Trade for Hostages? Trump’s New Approach to China
Binoy Kampmark
May Days in Britain
John Feffer
Globalists Really Are Ruining Your Life
John O'Kane
Drops and the Dropped: Diversity and the Midterm Elections
December 18, 2018
Charles Pierson
Where No Corn Has Grown Before: Better Living Through Climate Change?
Evaggelos Vallianatos
The Waters of American Democracy
Patrick Cockburn
Will Anger in Washington Over the Murder of Khashoggi End the War in Yemen?
George Ochenski
Trump is on the Ropes, But the Pillage of Natural Resources Continues
Farzana Versey
Tribals, Missionaries and Hindutva
Robert Hunziker
Is COP24 One More Big Bust?
David Macaray
The Truth About Nursing Homes
Nino Pagliccia
Have the Russian Military Aircrafts in Venezuela Breached the Door to “America’s Backyard”?
Paul Edwards
Make America Grate Again
David Rosnick
The Impact of OPEC on Climate Change
Binoy Kampmark
The Kosovo Blunder: Moving Towards a Standing Army
Andrew Stewart
Shine a Light for Immigration Rights in Providence
December 17, 2018
Susan Abulhawa
Marc Lamont Hill’s Detractors are the True Anti-Semites
Jake Palmer
Viktor Orban, Trump and the Populist Battle Over Public Space
Martha Rosenberg
Big Pharma Fights Proposal to Keep It From Looting Medicare
David Rosen
December 17th: International Day to End Violence against Sex Workers
Binoy Kampmark
The Case that Dare Not Speak Its Name: the Conviction of Cardinal Pell
Dave Lindorff
Making Trump and Other Climate Criminals Pay
Bill Martin
Seeing Yellow
Julian Vigo
The World Google Controls and Surveillance Capitalism
ANIS SHIVANI
What is Neoliberalism?
James Haught
Evangelicals Vote, “Nones” Falter
Vacy Vlanza
The Australian Prime Minister’s Rapture for Jerusalem
Martin Billheimer
Late Year’s Hits for the Hanging Sock
Weekend Edition
December 14, 2018
Friday - Sunday
Andrew Levine
A Tale of Two Cities
Peter Linebaugh
The Significance of The Common Wind
Bruce E. Levine
The Ketamine Chorus: NYT Trumpets New Anti-Suicide Drug
Jeffrey St. Clair
Roaming Charges: Fathers and Sons, Bushes and Bin Ladens
Kathy Deacon
Coffee, Social Stratification and the Retail Sector in a Small Maritime Village
Nick Pemberton
Praise For America’s Second Leading Intellectual
Robert Hunziker
The Yellow Vest Insurgency – What’s Next?
Nick Alexandrov
George H. W. Bush: Another Eulogy
Patrick Cockburn

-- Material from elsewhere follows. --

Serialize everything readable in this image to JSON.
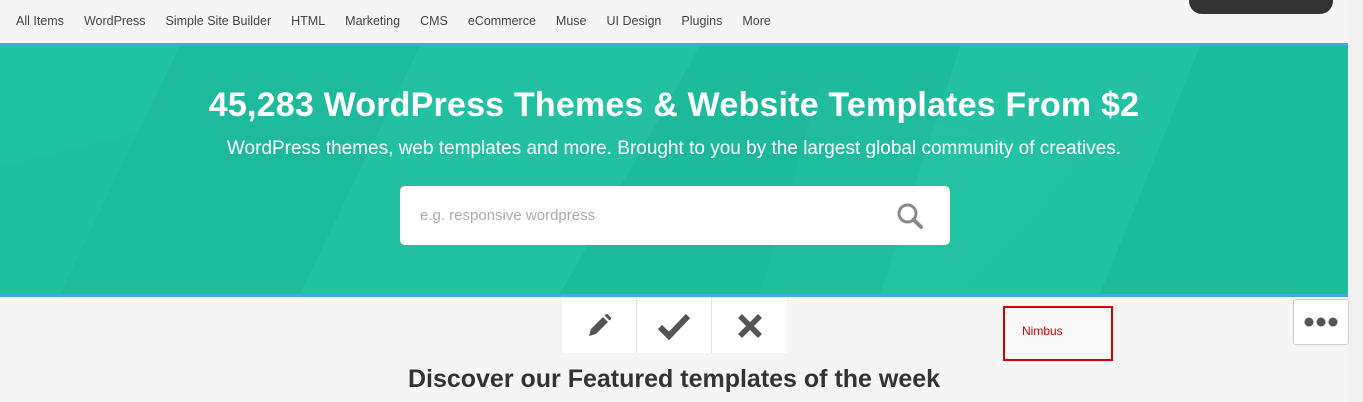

The Yemeni Dead: Six Times Higher Than Previously Reported
Brian Cloughley
Principles and Morality Versus Cash and Profit? No Contest
Michael F. Duggan
Climate Change and the Limits of Reason
FacebookTwitterGoogle+RedditEmail